30 April 2014
If you’re like me, since Christmas you will have lost those unwanted pounds, gotten fit, given up smoking, got your finances into some sort of order, found a new hobby (if you’re bored), found a partner (if you’re single) and generally improved your life in all the ways we promise ourselves we will at the end of a year.
What is it about New Year’s that makes us take stock, find we’re wanting, and resolve to change the habits of a lifetime within the space of 365 days? And more importantly, what is it about New Year’s that makes us give up on the resolutions before we’ve had time to commit to them?
Studies say that 20% of New Year’s resolutions are broken within the first week of January, and that 80% are broken within the first year. There’s good news in this – at the beginning of May there’s still plenty of time to ensure you don’t fall into that latter group. And if you look at New Year’s resolutions objectively, they are only goals, and goals don’t need to be tied to the beginning of a year. Nor should they be. After all, if losing weight and improving your health is important to you, why would you wait eight months to start?
Lots of people (not me) keep their resolutions and here’s how they do it:
- They make resolutions that are specific and doable.
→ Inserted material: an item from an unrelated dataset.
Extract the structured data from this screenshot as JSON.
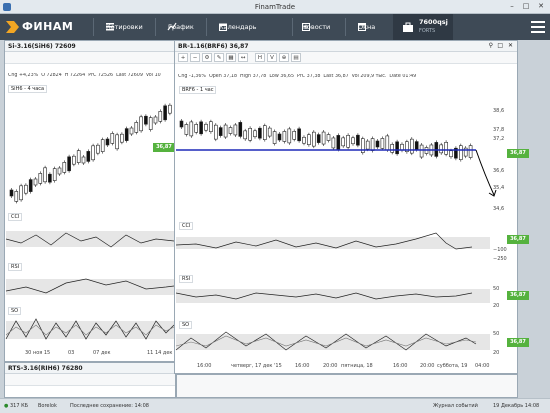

- They understand the power of science in goal setting and they commit to the process of change and self-mastery. It can be helpful to learn off the best when it comes to this stuff. Check out these books by Anthony Robbins, Brian Tracy and Steven Covey
- They choose goals that are fun, and that they’re passionate about. If you’re a movie buff, resolve to see a new movie each and every week. If you love books, but don’t read as much as you should, try to work your reading into what might otherwise be down time. I bought a Kindle a few years back, and now read on my journeys to and from work. It adds up to two hours hours reading a day, in which I entertain myself, and learn. Beats staring out the bus window.
- They let friends know what their goals and resolutions are and ask them for support.
- They track their progress. For instance, if you’re dieting, try a tool such as the Food Diary and Calorie Tracker PRO (an app for the Android phone), which has helped countless people track and reach their diet goals.
- Those who are successful don’t beat themselves up if they go off track – they just get back on track as quickly as possible, and they understand success is relative, and not an absolute.
As for me, you’re probably wondering how I’m weighing in – no pun intended – with my own resolutions. Actually, I didn’t make any this year, but I’m going to set some goals now.
What are they? They’re inspired by the title of this book by Timothy Ferriss – The 4-Hour Body An Uncommon Guide to Rapid Fat-Loss, Incredible Sex and Becoming Superhuman
Watch this space and I’ll let you know how I go.
Hopefully before the New Year.